Zero-day flaws in iMessage, Signal, and WhatsApp are lucrative for nation-state threat actors, as they can be used as entry points to achieve remote code execution on mobile devices and stealthily surveil targets of interest by means of one-click of zero-click exploit chains.
A recent report from Amnesty International found that spyware attacks have been attempted against journalists, politicians, and academics in the European Union, the U.S., and Asia with an ultimate aim to deploy Predator, which is developed by a consortium known as the Intellexa alliance.
“Between February and June 2023, social media platforms X (formerly Twitter) and Facebook were used to publicly target at least 50 accounts belonging to 27 individuals and 23 institutions,” Amnesty International said, linking it to a customer with connections to Vietnam.
Central to the spread of infections included an anonymous account on X, a now-deleted handle named @Joseph_Gordon16, that attempted to lure targets into clicking links that would install Predator malware. The Citizen Lab is tracking the threat actor under the name REPLYSPY.
“Predator spyware infections are managed via a web-based system which Intellexa terms the ‘Cyber Operation Platform,'” the international non-governmental organization said in a technical deep dive of the Predator framework.
“Spyware operators can also use this interface to initiate attack attempts against a target phone, and if successful, to retrieve and access sensitive information including photos, location data, chat messages, and microphone recordings from the infected device.”
Some of the other products offered by Intellexa comprise Mars, a network injection system installed at mobile operator ISPs that silently redirects any unencrypted HTTP request from a smartphone to a Predator infection server, and Jupiter, an add-on for the Mars system that enables injection into encrypted HTTPS traffic, but only works with domestic websites hosted by a local ISP.
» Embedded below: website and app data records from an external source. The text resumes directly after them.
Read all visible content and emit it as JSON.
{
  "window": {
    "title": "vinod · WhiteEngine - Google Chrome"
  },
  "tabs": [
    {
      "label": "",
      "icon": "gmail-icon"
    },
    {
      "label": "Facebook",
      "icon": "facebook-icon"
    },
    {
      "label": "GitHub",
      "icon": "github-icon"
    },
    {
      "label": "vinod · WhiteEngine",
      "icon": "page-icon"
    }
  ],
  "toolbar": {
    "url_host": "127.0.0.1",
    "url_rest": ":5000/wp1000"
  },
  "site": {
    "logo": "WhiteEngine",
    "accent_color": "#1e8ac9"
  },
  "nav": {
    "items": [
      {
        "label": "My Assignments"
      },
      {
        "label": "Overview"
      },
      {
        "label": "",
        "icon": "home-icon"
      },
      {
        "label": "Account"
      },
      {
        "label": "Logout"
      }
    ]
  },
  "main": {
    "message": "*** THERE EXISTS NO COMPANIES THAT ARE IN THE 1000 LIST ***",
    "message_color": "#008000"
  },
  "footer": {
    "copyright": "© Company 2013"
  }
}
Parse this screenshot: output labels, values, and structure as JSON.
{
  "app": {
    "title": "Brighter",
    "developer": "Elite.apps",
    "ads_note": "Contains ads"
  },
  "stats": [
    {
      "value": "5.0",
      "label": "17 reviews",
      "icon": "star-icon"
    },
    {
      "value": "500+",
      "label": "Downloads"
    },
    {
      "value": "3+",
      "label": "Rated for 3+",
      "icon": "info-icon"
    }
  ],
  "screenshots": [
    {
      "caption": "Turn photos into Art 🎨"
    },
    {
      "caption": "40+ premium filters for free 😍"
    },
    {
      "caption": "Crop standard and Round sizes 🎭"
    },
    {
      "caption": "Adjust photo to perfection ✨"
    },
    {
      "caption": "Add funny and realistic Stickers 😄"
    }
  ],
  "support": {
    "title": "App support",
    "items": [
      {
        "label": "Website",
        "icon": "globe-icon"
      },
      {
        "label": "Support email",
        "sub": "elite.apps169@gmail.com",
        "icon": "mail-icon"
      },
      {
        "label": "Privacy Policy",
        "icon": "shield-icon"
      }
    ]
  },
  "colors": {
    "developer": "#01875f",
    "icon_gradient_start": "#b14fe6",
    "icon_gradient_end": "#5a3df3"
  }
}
A recent report from Haaretz also detailed how commercial surveillance vendors are looking to weaponize the digital advertising ecosystem to target and infect mobile devices globally using ad networks.